I also sought assurances from Secretary Miller that the administration has dropped its plan to raise taxes on local ambulatory service centers, which save tax dollars and provide a vital service to its patients.
Department of Health – are we prepared for the Coronavirus?
During Wednesday’s budget hearing with the Department of Health, we discussed the Coronavirus and I also asked for assurances that that personal information would not be shared when collecting prescription drug data after the governor signed my Act 8 of 2020 into law earlier this year.
Watch our discussion below.
Department of Education – unfunded state mandates lead to higher school property taxes
The governor called for all day kindergarten in his budget proposal, but has not suggested how the Commonwealth (or you – the taxpayer) will pay for it.
Unfunded mandates from state government lead to higher school property taxes for homeowners.
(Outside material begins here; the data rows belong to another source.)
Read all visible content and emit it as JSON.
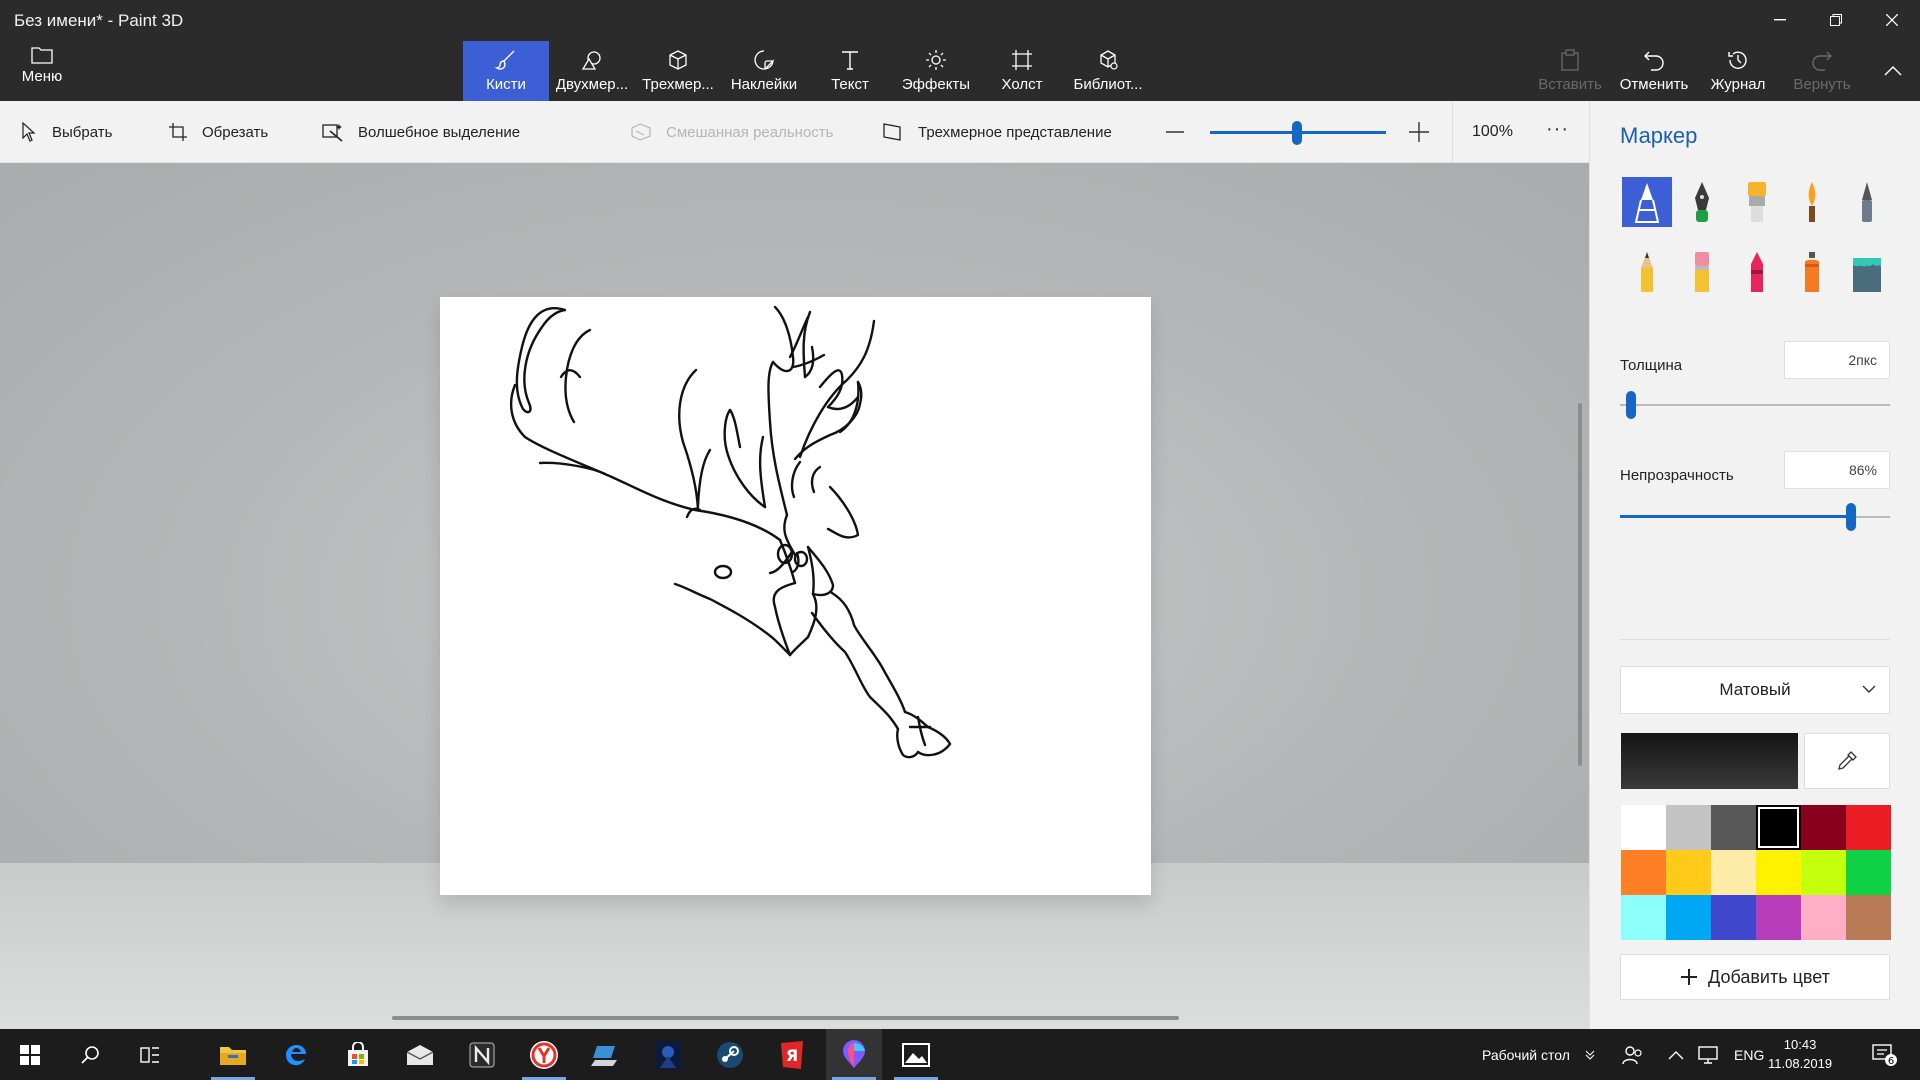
{
  "window": {
    "title": "Без имени* - Paint 3D"
  },
  "ribbon": {
    "menu_label": "Меню",
    "tabs": [
      {
        "label": "Кисти",
        "icon": "brush-icon",
        "active": true
      },
      {
        "label": "Двухмер...",
        "icon": "2d-shapes-icon"
      },
      {
        "label": "Трехмер...",
        "icon": "3d-shapes-icon"
      },
      {
        "label": "Наклейки",
        "icon": "stickers-icon"
      },
      {
        "label": "Текст",
        "icon": "text-icon"
      },
      {
        "label": "Эффекты",
        "icon": "effects-icon"
      },
      {
        "label": "Холст",
        "icon": "canvas-icon"
      },
      {
        "label": "Библиот...",
        "icon": "library-icon"
      }
    ],
    "actions": [
      {
        "label": "Вставить",
        "icon": "paste-icon",
        "enabled": false
      },
      {
        "label": "Отменить",
        "icon": "undo-icon",
        "enabled": true
      },
      {
        "label": "Журнал",
        "icon": "history-icon",
        "enabled": true
      },
      {
        "label": "Вернуть",
        "icon": "redo-icon",
        "enabled": false
      }
    ]
  },
  "toolbar": {
    "select": "Выбрать",
    "crop": "Обрезать",
    "magic_select": "Волшебное выделение",
    "mixed_reality": "Смешанная реальность",
    "view_3d": "Трехмерное представление",
    "zoom_value": "100%",
    "more": "···"
  },
  "panel": {
    "title": "Маркер",
    "brushes": [
      "marker-icon",
      "calligraphy-pen-icon",
      "oil-brush-icon",
      "watercolor-icon",
      "pixel-pen-icon",
      "pencil-icon",
      "eraser-icon",
      "crayon-icon",
      "spray-can-icon",
      "fill-bucket-icon"
    ],
    "thickness_label": "Толщина",
    "thickness_value": "2пкс",
    "thickness_level": 0.03,
    "opacity_label": "Непрозрачность",
    "opacity_value": "86%",
    "opacity_level": 0.86,
    "finish": "Матовый",
    "current_color": "#141414",
    "palette": [
      "#ffffff",
      "#c3c3c3",
      "#585858",
      "#000000",
      "#88001b",
      "#ec1c24",
      "#ff7f27",
      "#ffca18",
      "#fdeca6",
      "#fff200",
      "#c4ff0e",
      "#0ed145",
      "#8cfffb",
      "#00a8f3",
      "#3f48cc",
      "#b83dba",
      "#ffaec8",
      "#b97a56"
    ],
    "selected_color_index": 3,
    "add_color": "Добавить цвет"
  },
  "taskbar": {
    "apps": [
      "windows-start-icon",
      "search-icon",
      "task-view-icon",
      "file-explorer-icon",
      "edge-icon",
      "store-icon",
      "mail-icon",
      "notion-icon",
      "yandex-browser-icon",
      "network-app-icon",
      "game-icon",
      "steam-icon",
      "yandex-icon",
      "paint3d-icon",
      "photos-icon"
    ],
    "desktop_label": "Рабочий стол",
    "lang": "ENG",
    "time": "10:43",
    "date": "11.08.2019",
    "notifications": "6"
  }
}
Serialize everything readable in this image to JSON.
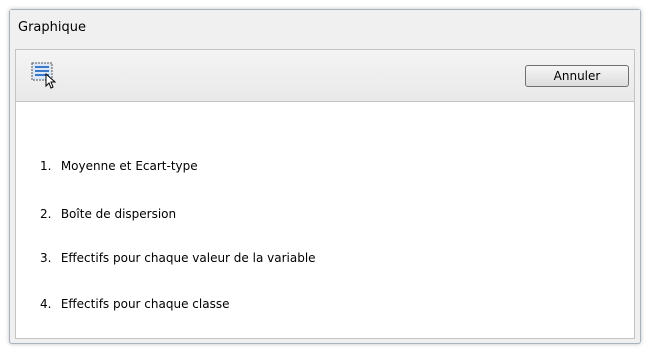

As a former school director and current legislator, I know how much damage these unfunded mandates can do to budgets and taxpayers.
I also picked up on my line of questioning from Monday where I asked about prevailing wage mandates and what it means to school district budgets. Under my bill, school directors, borough councils and township supervisors should be allowed to make this decision and my legislation would give them the option to decide. Watch our discussion below.
Department of Community and Economic Development – more oversight and safeguards are needed for state grants and tax credits
During our final hearing for the week, I raised concerns about the state’s oversight of tax credit and grants programs after reports have shown that taxpayer dollars were misused or squandered.
This is an important issue, which is why I hope you will watch the clip below that is almost 9 minutes. I outlined several grant programs that have been abused, and my frustration that we all pay fees out of our phone bills to deploy broadband in underserved areas, but have not seen the results. I want provisions in place to allow the state to “clawback” those grants if state tax dollars are misused and/or abused, which is why I introduced Senate Bill 1034 earlier this month.
PennDOT maintenance schedule for next week
You can view next week’s maintenance schedule below.
The Senate Appropriations Committee will reconvene on Monday, March 2 at 10 a.m. to continue its public hearings on the state budget. If you want to follow along, please watch on my Facebook and Twitter for videos, comments and other news you may find interesting regarding your state budget.
Below is our agenda for next week.